-- Instructions for the task --
Where does the string "email" appear? Copy every line of the entries below that holds it.

-- Data for the task --
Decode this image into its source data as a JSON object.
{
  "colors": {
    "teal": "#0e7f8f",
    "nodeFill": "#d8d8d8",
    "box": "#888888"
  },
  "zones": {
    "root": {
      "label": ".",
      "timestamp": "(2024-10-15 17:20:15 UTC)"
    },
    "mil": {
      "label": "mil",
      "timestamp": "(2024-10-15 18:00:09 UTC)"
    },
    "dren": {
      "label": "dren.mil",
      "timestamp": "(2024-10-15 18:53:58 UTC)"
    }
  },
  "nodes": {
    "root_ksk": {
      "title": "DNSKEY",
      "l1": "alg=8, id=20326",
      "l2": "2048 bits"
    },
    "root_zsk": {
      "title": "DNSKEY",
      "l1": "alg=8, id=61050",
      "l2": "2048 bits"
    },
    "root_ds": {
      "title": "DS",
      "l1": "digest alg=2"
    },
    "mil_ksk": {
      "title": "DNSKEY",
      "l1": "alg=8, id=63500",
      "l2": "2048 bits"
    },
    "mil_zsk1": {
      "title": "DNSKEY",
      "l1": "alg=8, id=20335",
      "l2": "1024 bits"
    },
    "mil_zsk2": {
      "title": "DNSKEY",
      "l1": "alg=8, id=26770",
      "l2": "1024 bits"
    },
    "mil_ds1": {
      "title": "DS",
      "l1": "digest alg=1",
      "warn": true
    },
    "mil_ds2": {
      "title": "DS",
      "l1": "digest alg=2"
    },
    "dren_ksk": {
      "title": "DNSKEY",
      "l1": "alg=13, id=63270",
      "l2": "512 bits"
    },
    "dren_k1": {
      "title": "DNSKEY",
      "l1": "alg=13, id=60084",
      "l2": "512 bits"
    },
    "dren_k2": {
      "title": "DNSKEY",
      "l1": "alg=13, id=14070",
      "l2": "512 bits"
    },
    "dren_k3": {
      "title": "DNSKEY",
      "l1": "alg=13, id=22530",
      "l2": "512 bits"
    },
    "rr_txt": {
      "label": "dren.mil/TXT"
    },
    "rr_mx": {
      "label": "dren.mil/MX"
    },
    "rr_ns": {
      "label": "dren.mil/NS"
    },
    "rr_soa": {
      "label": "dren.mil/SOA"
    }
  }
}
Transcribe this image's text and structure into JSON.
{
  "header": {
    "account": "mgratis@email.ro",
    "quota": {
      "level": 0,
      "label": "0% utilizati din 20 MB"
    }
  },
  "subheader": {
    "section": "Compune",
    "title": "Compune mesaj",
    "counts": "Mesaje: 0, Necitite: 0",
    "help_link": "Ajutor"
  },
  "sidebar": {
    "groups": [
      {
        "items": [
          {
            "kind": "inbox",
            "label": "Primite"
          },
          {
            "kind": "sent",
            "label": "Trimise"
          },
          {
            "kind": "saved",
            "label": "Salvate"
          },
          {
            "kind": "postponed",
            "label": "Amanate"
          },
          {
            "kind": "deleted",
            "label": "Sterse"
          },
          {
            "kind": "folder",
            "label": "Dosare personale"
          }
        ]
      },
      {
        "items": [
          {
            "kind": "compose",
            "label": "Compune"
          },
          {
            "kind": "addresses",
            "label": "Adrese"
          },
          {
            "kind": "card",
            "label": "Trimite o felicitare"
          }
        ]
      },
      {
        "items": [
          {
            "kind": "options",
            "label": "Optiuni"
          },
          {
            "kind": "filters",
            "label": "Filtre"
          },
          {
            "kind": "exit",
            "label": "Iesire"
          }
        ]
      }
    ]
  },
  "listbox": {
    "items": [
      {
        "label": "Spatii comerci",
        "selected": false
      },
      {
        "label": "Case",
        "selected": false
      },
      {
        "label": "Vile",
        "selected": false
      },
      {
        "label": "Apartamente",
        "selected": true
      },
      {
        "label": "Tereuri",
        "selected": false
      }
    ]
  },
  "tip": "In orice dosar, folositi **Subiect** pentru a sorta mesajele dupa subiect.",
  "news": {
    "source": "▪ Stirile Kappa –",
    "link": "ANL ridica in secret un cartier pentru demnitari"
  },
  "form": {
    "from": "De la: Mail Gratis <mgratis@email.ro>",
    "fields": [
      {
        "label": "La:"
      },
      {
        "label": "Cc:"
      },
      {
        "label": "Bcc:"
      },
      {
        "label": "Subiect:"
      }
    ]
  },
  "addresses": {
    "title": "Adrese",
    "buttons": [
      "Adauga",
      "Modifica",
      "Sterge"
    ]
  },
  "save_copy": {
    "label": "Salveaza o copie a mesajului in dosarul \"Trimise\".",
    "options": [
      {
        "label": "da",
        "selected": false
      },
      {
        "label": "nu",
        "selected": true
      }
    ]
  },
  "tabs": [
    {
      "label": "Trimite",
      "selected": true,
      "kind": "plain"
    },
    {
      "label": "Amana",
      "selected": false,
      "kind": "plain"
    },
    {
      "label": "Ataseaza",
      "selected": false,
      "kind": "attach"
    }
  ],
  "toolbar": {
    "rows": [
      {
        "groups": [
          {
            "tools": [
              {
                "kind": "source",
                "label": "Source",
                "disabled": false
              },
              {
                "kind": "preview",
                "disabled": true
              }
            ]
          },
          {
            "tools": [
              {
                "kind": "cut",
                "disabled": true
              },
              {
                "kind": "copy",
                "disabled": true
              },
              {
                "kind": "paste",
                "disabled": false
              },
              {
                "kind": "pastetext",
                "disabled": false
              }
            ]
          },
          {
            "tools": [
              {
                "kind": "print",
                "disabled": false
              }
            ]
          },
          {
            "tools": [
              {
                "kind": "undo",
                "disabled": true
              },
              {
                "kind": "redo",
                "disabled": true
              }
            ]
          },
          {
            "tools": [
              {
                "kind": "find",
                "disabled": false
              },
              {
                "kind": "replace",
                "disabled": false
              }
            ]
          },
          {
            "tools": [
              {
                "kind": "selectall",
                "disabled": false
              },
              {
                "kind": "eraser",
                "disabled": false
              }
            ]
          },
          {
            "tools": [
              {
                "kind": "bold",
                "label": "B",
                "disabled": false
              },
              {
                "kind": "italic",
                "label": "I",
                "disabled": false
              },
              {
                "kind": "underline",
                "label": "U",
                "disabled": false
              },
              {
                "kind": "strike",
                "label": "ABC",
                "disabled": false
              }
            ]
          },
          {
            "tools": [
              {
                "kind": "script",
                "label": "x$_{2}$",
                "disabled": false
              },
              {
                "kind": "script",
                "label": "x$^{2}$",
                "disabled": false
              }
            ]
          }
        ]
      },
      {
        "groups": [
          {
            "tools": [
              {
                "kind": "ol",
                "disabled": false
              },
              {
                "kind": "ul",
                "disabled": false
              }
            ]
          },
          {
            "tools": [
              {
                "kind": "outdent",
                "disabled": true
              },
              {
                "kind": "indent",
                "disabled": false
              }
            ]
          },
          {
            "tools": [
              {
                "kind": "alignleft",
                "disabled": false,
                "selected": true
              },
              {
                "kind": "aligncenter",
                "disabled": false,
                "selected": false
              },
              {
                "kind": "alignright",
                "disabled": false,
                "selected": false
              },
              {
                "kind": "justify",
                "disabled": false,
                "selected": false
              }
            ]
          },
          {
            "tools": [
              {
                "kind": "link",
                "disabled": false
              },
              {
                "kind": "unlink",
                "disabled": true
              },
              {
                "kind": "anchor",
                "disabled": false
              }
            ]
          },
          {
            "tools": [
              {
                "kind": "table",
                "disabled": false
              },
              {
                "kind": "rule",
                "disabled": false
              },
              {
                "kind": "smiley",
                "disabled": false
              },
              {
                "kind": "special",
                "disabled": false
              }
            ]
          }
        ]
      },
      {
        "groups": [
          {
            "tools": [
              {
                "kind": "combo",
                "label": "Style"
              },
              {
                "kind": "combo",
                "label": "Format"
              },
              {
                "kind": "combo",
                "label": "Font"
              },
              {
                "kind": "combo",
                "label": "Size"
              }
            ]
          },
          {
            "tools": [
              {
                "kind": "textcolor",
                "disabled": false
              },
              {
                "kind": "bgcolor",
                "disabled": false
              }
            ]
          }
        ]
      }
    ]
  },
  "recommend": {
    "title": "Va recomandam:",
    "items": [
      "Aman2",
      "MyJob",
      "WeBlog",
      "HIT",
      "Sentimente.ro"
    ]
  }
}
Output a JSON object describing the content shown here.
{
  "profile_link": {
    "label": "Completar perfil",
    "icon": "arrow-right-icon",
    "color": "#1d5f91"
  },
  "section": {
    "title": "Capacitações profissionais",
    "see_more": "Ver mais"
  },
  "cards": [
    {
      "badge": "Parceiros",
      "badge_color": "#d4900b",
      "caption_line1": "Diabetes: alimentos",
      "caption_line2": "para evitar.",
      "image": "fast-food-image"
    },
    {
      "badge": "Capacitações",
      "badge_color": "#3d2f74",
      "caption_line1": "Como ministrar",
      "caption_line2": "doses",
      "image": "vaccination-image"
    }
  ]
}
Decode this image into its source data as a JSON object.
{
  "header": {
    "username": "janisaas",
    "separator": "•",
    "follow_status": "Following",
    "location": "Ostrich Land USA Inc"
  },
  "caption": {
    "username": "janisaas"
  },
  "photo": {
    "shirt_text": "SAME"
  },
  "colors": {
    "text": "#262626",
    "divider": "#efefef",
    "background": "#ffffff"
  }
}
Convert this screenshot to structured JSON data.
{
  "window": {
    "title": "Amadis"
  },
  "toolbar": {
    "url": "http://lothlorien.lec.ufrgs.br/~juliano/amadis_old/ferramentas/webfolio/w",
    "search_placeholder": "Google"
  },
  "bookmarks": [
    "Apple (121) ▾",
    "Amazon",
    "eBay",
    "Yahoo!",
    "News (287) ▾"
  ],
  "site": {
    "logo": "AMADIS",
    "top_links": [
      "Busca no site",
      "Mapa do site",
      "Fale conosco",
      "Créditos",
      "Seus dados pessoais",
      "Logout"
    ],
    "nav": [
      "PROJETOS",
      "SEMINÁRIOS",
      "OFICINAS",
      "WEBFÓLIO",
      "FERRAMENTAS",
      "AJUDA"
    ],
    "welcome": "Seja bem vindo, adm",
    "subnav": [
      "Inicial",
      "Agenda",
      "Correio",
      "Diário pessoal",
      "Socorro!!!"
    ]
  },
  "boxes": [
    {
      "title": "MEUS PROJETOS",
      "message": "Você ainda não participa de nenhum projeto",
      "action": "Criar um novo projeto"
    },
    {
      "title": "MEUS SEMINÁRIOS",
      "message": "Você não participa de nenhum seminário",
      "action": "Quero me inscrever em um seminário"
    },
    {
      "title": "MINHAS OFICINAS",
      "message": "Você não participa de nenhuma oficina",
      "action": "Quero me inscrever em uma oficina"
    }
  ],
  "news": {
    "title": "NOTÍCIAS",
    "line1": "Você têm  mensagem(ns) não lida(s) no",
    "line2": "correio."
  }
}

-- Answer below --
    "account": "mgratis@email.ro",
    "from": "De la: Mail Gratis <mgratis@email.ro>",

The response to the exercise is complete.